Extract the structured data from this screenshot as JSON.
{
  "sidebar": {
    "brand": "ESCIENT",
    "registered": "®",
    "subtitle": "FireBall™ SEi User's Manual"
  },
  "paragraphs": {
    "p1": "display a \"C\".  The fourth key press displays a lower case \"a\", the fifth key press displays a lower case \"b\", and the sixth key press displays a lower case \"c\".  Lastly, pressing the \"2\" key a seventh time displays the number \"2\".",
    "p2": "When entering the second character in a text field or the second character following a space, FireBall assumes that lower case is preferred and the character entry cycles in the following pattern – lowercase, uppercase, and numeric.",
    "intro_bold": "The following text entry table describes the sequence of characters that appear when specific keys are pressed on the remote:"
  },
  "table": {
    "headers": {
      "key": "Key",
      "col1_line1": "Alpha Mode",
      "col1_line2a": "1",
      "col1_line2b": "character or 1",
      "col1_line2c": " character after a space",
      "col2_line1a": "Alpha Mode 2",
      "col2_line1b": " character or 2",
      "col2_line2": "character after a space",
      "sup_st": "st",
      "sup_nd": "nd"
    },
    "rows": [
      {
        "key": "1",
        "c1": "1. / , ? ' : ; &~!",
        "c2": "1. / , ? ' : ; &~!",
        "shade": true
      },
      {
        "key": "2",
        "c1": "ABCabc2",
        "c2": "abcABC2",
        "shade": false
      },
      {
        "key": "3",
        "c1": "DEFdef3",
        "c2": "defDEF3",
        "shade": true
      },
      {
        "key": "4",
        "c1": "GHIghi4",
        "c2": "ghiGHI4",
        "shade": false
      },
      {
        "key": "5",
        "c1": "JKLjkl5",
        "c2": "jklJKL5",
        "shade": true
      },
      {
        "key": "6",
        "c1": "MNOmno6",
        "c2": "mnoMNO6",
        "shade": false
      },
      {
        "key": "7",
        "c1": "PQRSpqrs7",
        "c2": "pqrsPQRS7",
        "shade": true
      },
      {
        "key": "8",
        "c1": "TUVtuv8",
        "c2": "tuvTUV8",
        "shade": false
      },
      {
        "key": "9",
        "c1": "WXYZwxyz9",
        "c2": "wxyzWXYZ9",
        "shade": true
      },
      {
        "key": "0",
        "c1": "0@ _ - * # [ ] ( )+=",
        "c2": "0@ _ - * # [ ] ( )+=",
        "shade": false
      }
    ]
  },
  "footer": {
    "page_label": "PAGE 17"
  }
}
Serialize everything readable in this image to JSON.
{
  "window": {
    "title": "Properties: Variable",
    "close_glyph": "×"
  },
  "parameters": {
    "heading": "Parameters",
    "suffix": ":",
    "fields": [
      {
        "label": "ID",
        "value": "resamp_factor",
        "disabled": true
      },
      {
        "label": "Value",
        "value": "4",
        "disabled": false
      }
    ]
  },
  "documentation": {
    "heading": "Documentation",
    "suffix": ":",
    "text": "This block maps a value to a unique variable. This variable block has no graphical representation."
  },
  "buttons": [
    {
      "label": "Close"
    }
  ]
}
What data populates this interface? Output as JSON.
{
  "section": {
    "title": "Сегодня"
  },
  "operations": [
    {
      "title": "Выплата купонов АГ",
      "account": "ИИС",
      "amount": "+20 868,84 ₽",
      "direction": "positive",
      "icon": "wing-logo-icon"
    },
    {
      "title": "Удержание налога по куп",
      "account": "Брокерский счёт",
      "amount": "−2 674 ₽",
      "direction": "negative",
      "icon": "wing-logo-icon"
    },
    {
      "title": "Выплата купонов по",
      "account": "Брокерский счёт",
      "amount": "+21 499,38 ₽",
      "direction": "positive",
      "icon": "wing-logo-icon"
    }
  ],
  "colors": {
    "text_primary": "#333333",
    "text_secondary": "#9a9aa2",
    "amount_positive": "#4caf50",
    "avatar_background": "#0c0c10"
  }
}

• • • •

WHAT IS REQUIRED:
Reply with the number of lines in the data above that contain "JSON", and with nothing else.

ANSWER BOX:
3